There’s nothing quite as powerful as the feeling of home. Buying a house is an exciting process, no matter if you are a first-time homebuyer or have gone through the process many times. Home buying can also be stressful if you enter into it without being prepared.
But if you’re curious about the home buying process, you’ve come to the right place. Coldwell Banker Wallace & Wallace agents have the experience, knowledge and understanding to help you along the way to the home you’re dreaming of.
If you’re approaching the home buying process, here is a checklist that might be helpful to you as you conduct your home search, negotiate and close on your new home.
Mortgage pre-approval: Before you ever look at properties, it’s good to get pre-approved for a mortgage. Your mortgage professional will help assess your credit as well as explore different types of mortgages that might work for you. They will also help determine the best rates and programs.
Think about your needs & wants: What features are you looking for in a home? Do you know which neighborhood or area you might want to live in? Consider style, size, price, and location as you are beginning your home search. Other things to think about are schools, traffic, zoning and work commutes.
Check out properties online and in person: Your agent can create custom searches for you to help weed out properties that don’t meet your needs/wants. He or she will also show you various properties in person to see which ones might be a good fit.
Prepare the offer and negotiate: Once you’ve decided on a property, your agent will help you make an offer and negotiate on your behalf.
Get a home inspection: Often, purchase offers are contingent on a home inspection of the property. Your agent will probably arrange for an inspection to take place after your offer is accepted by the seller. A home inspector will check for signs of structural damage or issues around the home that may need fixing.
Have the home appraised: Your lender will arrange for an appraiser to provide an independent estimate of the home’s value. The appraiser, who is not directly associated with the lender, will let all the parties involved know that you are paying a fair price for the home.
Handle the paperwork: There is a great deal of paperwork involved in buying a house. Your agent will provide you with choices for a title company to handle the important legal paperwork and make sure that the seller is the rightful owner of the house you are buying.
Close the sale on your new home: Before closing, you will have a walk-through inspection to make sure everything is as it should be in the home. At the closing, you will sign all of the paperwork required to complete the purchase of your new home. This includes your loan documents. Once the check is delivered to the seller, you are ready to move into your new home!
For Sellers: Pre-Closing and Closing Checklist
There are a number of details that must be addressed between the signing of the final contract and the closing date. If you are using a real estate agent, your responsibilities will be dramatically reduced during this process. The following list will help you stay organized:
Immediately upon acceptance of the contract

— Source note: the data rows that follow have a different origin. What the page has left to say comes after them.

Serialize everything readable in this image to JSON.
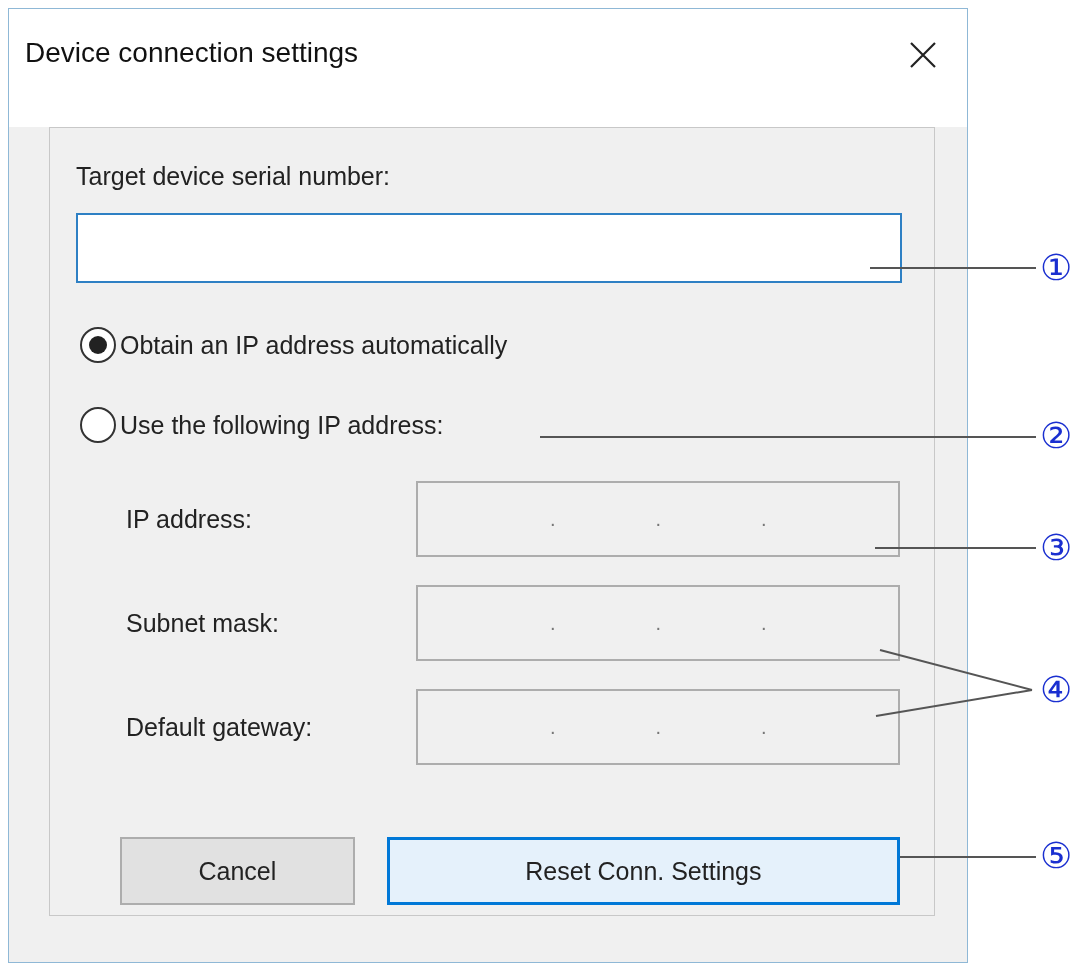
{
  "window": {
    "title": "Device connection settings"
  },
  "serial_field": {
    "label": "Target device serial number:"
  },
  "ip_mode": [
    {
      "label": "Obtain an IP address automatically",
      "selected": true
    },
    {
      "label": "Use the following IP address:",
      "selected": false
    }
  ],
  "address_fields": [
    {
      "label": "IP address:",
      "disabled": true,
      "dots": [
        ".",
        ".",
        "."
      ]
    },
    {
      "label": "Subnet mask:",
      "disabled": true,
      "dots": [
        ".",
        ".",
        "."
      ]
    },
    {
      "label": "Default gateway:",
      "disabled": true,
      "dots": [
        ".",
        ".",
        "."
      ]
    }
  ],
  "buttons": [
    {
      "label": "Cancel",
      "default": false
    },
    {
      "label": "Reset Conn. Settings",
      "default": true
    }
  ],
  "callouts": [
    {
      "label": "①"
    },
    {
      "label": "②"
    },
    {
      "label": "③"
    },
    {
      "label": "④"
    },
    {
      "label": "⑤"
    }
  ]
}
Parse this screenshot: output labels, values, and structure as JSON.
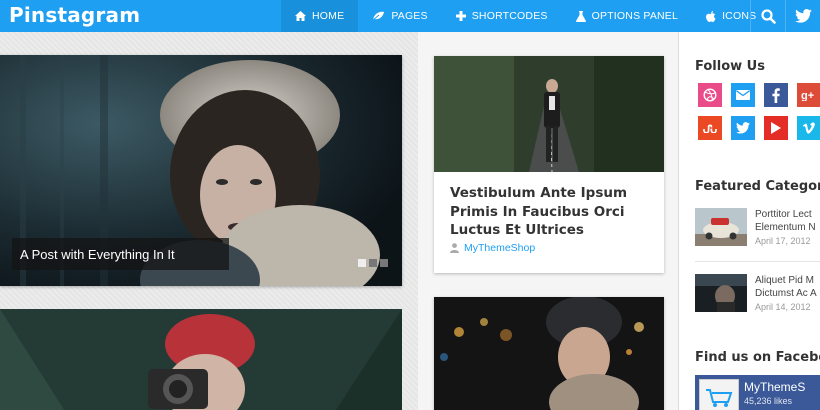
{
  "header": {
    "logo": "Pinstagram",
    "nav": [
      {
        "label": "Home",
        "icon": "home-icon",
        "active": true
      },
      {
        "label": "Pages",
        "icon": "leaf-icon",
        "active": false
      },
      {
        "label": "Shortcodes",
        "icon": "plus-icon",
        "active": false
      },
      {
        "label": "Options Panel",
        "icon": "flask-icon",
        "active": false
      },
      {
        "label": "Icons",
        "icon": "apple-icon",
        "active": false
      }
    ],
    "search_icon": "search-icon",
    "twitter_icon": "twitter-icon"
  },
  "slider": {
    "caption": "A Post with Everything In It",
    "slides": 3,
    "active_slide": 1
  },
  "card": {
    "title": "Vestibulum Ante Ipsum Primis In Faucibus Orci Luctus Et Ultrices",
    "author": "MyThemeShop"
  },
  "sidebar": {
    "follow_title": "Follow Us",
    "social": [
      {
        "name": "dribbble",
        "color": "#ea4c89"
      },
      {
        "name": "email",
        "color": "#1e9ff2"
      },
      {
        "name": "facebook",
        "color": "#3b5998"
      },
      {
        "name": "google-plus",
        "color": "#dd4b39"
      },
      {
        "name": "stumbleupon",
        "color": "#eb4924"
      },
      {
        "name": "twitter",
        "color": "#1e9ff2"
      },
      {
        "name": "youtube",
        "color": "#e52d27"
      },
      {
        "name": "vimeo",
        "color": "#1ab7ea"
      }
    ],
    "featured_title": "Featured Category",
    "featured": [
      {
        "title_line1": "Porttitor Lect",
        "title_line2": "Elementum N",
        "date": "April 17, 2012"
      },
      {
        "title_line1": "Aliquet Pid M",
        "title_line2": "Dictumst Ac A",
        "date": "April 14, 2012"
      }
    ],
    "facebook_title": "Find us on Facebook",
    "facebook_page": "MyThemeS",
    "facebook_likes": "45,236 likes"
  }
}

- Follow-up on any terms outlined in the contract (providing homeowner association paperwork, clearance letters, etc.)
- Make any repairs included in the contract
- Provide the current mortgage loan(s) information and/or equity line of credit information to your agent (this should include your account numbers, contact information for the lender(s) and your personal information)
During the Home Inspection
- You should not be onsite, but your real estate agent may be there as your representative
- If possible, be accessible by phone to answer any questions
- Provide your agent with keys to any areas (crawlspaces, attics, etc) that the inspector will need to access
- If the property is currently vacant, ensure that all utilities are on prior to the inspection
One to Two Weeks Following the Acceptance Date of the Contract
- Review any inspection amendment from the buyer with your agent and begin making agreed repairs
- Provide your agent with your preferred closing time
- Reserve your moving truck or schedule your moving service
- If contractually obligated to provide a termite clearance letter, you should call the company that provided your initial letter prior to listing (this must be done no more 30 days before closing)
Two Weeks Before Closing Date
- Get a change of address package from the post office
- Begin notifying family, friends, debtors, etc of address change
- Begin collecting information to pass on to the new owner (receipts for appliances, warranty information, owner’s manuals, repair and contractor contact information and dates of service)
One Week Before Closing
- Call your utility companies to schedule the final readings and the disconnect dates
- Get directions to closing attorney’s office from your real estate agent
- Collect receipts and information in relation to the work done to satisfy the inspection amendment and give copies to your real estate agent
Day Before Closing
- Review the HUD 1 Settlement Agreement to verify that the terms of the contract are correct and pay special attention to the line items for water bills, homeowner association dues, and mortgage balances
- If you have any concerns, discuss them with your agent
- If there is a chance of any dispute, your agent will advise you to bring proof of payment to the closing
Day of Closing
- Bring a photo ID and any documents requested by the closing attorney or either real estate agent
- Bring your checkbook, just in case there is a small item that needs to be handled on the spot (this is usually not necessary, but it’s always nice to have that option)
- Bring updated termite clearance letter, if required by contract
- Give the new owner your forwarding address and phone number in case anything is accidentally sent to you at the old address